Your task is to print all of the entries exactly, though the pictures should not be included.

[App and web page records]
——
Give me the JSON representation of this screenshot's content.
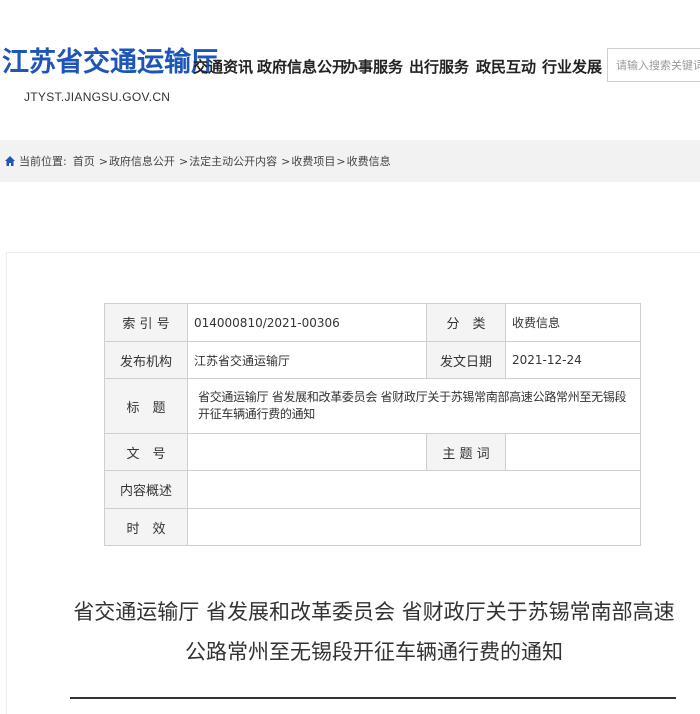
{
  "site": {
    "name": "江苏省交通运输厅",
    "domain": "JTYST.JIANGSU.GOV.CN"
  },
  "nav": {
    "items": [
      {
        "label": "交通资讯"
      },
      {
        "label": "政府信息公开"
      },
      {
        "label": "办事服务"
      },
      {
        "label": "出行服务"
      },
      {
        "label": "政民互动"
      },
      {
        "label": "行业发展"
      }
    ]
  },
  "search": {
    "placeholder": "请输入搜索关键词"
  },
  "breadcrumb": {
    "prefix": "当前位置:",
    "items": [
      "首页",
      "政府信息公开",
      "法定主动公开内容",
      "收费项目",
      "收费信息"
    ],
    "separator": ">"
  },
  "meta_table": {
    "index_label": "索 引 号",
    "index_value": "014000810/2021-00306",
    "category_label": "分　类",
    "category_value": "收费信息",
    "publisher_label": "发布机构",
    "publisher_value": "江苏省交通运输厅",
    "date_label": "发文日期",
    "date_value": "2021-12-24",
    "title_label": "标　题",
    "title_value": "省交通运输厅 省发展和改革委员会 省财政厅关于苏锡常南部高速公路常州至无锡段开征车辆通行费的通知",
    "docnum_label": "文　号",
    "docnum_value": "",
    "keywords_label": "主 题 词",
    "keywords_value": "",
    "summary_label": "内容概述",
    "summary_value": "",
    "validity_label": "时　效",
    "validity_value": ""
  },
  "article": {
    "title": "省交通运输厅 省发展和改革委员会 省财政厅关于苏锡常南部高速公路常州至无锡段开征车辆通行费的通知"
  },
  "colors": {
    "brand": "#1d56b8",
    "breadcrumb_bg": "#f2f2f2",
    "table_label_bg": "#f4f4f4"
  },
  "icons": {
    "breadcrumb": "home-icon"
  }
}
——
SOLUTION TO THIS EXERCISE ▸
Give me the JSON representation of this screenshot's content.
{
  "site": {
    "name": "江苏省交通运输厅",
    "domain": "JTYST.JIANGSU.GOV.CN"
  },
  "nav": {
    "items": [
      {
        "label": "交通资讯"
      },
      {
        "label": "政府信息公开"
      },
      {
        "label": "办事服务"
      },
      {
        "label": "出行服务"
      },
      {
        "label": "政民互动"
      },
      {
        "label": "行业发展"
      }
    ]
  },
  "search": {
    "placeholder": "请输入搜索关键词"
  },
  "breadcrumb": {
    "prefix": "当前位置:",
    "items": [
      "首页",
      "政府信息公开",
      "法定主动公开内容",
      "收费项目",
      "收费信息"
    ],
    "separator": ">"
  },
  "meta_table": {
    "index_label": "索 引 号",
    "index_value": "014000810/2021-00306",
    "category_label": "分　类",
    "category_value": "收费信息",
    "publisher_label": "发布机构",
    "publisher_value": "江苏省交通运输厅",
    "date_label": "发文日期",
    "date_value": "2021-12-24",
    "title_label": "标　题",
    "title_value": "省交通运输厅 省发展和改革委员会 省财政厅关于苏锡常南部高速公路常州至无锡段开征车辆通行费的通知",
    "docnum_label": "文　号",
    "docnum_value": "",
    "keywords_label": "主 题 词",
    "keywords_value": "",
    "summary_label": "内容概述",
    "summary_value": "",
    "validity_label": "时　效",
    "validity_value": ""
  },
  "article": {
    "title": "省交通运输厅 省发展和改革委员会 省财政厅关于苏锡常南部高速公路常州至无锡段开征车辆通行费的通知"
  },
  "colors": {
    "brand": "#1d56b8",
    "breadcrumb_bg": "#f2f2f2",
    "table_label_bg": "#f4f4f4"
  },
  "icons": {
    "breadcrumb": "home-icon"
  }
}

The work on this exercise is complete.